The other pieces, "Evolutions" and "What If the Moon Were Made Out of Jazz" are similarly potent in combining Iacovone's compositional vision with the individual talents of the group's members. Naujo possesses a huge sound on drums, with the rhythmic fluidity needed to keep the music moving and to navigate between backing the soloists and guiding the group through the ensemble passages. A melancholy minor-key melody serves as the core of "Evolutions," although with feisty solo statements by Nagano and bass clarinetist Michael Lytle, and another incendiary pairing of Iacovone and Burnett (this time on flute), the piece retains a defiant intensity throughout. Finally, "What If the Moon..." closes the record with another would-be mournful melodic theme that soon comes to life dramatically as the band surges over the top of Naujo's propulsive drumwork. Iacovone seems especially inspired here, bringing every ounce of strength he has, both on alto and piano, and the group's impassioned tumult as the piece nears its conclusion leaves no doubt that the music will avoid sentimentality as it pays a powerful tribute to their friend and colleague.
With a terrific group of musicians worthy of wider acclaim in their own right, Iacovone has admirably made the best of a regrettable set of circumstances. And at the same time, this music will assuredly help to secure Connell's legacy in a memorable fashion.
Track Listing: Aurora Borealis; Evolutions; What If the Moon Were Made Out of Jazz.
Personnel: Rocco John Iacovone: alto and soprano saxophones, piano; Ras Moshe Burnett: bells, tenor saxophone, flute; Sana Nagano: violin; Michael Lytle: bass clarinet; Rich Rosenthal: guitar; Phil Sirois: double-bass; John Pietaro: percussion; Dalius Naujo: drums.
Year Released: 2017 | Record Label: Unseen Rain Records
Rocco John Iacovone plays hard-edged alto and soprano with more than a touch of Coltrane. Throughout, the focus and interconnectivity... is laser sharp.
jazzchicago.net Review by Brad Walseth February 2009
Rocco John Iacovone evokes saxophone greats including Eric Dolphy, Ornette Coleman, and Jackie McLean, and also suggests mentors Lee Konitz and Sam Rivers.
All About Jazz- Warren Allen
Rocco John...perfectly balances straight and free jazz.
One of the most amazing discoveries I have made in the last few years has been Rocco John Iacovone. Saxophonist, bandleader of his self-titled group, educator, and student of jazz masters, Rocco John is a musician deserving much wider recognition.
KIOS 91.5 Omaha public radio Çhris Cooke

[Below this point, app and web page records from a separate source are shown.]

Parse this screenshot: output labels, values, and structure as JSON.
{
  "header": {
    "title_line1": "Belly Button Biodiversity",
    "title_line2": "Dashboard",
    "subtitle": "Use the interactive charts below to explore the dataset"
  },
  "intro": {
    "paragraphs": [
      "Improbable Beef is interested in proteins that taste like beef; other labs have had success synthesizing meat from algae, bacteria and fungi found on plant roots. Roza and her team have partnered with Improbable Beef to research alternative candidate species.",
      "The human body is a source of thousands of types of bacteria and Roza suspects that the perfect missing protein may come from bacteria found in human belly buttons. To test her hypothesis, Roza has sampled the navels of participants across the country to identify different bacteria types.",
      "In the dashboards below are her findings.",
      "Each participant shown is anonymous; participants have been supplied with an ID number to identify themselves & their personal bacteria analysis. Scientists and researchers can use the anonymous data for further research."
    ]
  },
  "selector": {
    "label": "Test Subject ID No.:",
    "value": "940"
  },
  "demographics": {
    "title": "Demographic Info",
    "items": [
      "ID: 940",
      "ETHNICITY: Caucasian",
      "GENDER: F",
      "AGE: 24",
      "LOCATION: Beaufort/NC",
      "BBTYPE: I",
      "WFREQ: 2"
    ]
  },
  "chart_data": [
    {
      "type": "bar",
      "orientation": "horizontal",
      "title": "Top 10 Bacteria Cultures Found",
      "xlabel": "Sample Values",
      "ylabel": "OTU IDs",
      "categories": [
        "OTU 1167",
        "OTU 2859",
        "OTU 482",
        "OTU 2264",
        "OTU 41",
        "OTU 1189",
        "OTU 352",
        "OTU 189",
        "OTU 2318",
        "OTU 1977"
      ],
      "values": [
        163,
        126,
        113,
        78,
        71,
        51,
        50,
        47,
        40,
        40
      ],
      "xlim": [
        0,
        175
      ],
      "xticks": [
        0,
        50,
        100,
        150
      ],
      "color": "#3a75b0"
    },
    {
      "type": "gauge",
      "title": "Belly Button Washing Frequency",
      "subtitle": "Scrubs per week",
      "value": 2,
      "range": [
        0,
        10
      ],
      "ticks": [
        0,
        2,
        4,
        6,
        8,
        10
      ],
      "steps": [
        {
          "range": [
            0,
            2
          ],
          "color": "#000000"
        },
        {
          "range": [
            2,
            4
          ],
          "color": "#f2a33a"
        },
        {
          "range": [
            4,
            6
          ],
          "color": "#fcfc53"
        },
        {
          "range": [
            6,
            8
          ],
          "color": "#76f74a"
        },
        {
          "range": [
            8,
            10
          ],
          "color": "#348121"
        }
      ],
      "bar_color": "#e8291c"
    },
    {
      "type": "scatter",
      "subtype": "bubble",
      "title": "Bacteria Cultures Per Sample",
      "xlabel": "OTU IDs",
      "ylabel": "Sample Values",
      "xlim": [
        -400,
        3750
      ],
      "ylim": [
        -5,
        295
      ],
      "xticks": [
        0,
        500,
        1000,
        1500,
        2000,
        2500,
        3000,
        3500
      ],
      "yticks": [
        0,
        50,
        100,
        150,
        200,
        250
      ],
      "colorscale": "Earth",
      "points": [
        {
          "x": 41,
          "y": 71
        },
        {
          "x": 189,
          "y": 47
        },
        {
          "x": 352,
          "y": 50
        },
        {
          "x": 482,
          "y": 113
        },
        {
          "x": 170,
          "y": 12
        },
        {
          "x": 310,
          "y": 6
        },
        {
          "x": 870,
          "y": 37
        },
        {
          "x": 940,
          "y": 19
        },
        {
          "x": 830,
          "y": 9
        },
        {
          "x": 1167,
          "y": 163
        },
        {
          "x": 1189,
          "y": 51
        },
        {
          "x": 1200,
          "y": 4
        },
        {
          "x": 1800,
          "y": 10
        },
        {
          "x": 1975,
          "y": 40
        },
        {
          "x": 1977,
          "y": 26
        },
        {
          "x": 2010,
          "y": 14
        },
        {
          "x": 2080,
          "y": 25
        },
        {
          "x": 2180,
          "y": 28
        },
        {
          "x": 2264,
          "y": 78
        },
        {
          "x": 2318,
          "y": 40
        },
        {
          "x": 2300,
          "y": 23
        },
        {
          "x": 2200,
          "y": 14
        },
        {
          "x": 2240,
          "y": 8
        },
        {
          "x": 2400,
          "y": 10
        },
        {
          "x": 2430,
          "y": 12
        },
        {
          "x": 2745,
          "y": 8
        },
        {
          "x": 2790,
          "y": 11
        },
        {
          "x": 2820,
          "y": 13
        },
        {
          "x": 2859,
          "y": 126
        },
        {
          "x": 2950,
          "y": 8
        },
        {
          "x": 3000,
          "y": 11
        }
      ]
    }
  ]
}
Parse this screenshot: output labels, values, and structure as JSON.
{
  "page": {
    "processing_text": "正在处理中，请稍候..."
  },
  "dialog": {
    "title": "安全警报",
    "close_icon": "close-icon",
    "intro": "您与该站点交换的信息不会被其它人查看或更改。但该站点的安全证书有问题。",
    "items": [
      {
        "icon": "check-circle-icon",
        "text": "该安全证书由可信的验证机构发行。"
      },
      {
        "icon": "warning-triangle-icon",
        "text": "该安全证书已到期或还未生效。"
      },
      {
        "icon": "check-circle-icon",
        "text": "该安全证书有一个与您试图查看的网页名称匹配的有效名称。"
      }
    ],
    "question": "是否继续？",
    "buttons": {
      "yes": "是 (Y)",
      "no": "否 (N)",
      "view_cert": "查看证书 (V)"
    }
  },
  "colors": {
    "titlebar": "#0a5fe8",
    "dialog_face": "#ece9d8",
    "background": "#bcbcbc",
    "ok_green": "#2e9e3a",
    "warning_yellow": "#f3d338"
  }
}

Just like his hero, (Dolphy) Iacovone's alto plays both inside and outside the chord changes, glides across registers, plays urgent short phrases and repeats notes for emphasis, without overdoing any of it.
Jazz.com reviewer: S. Victor Aaron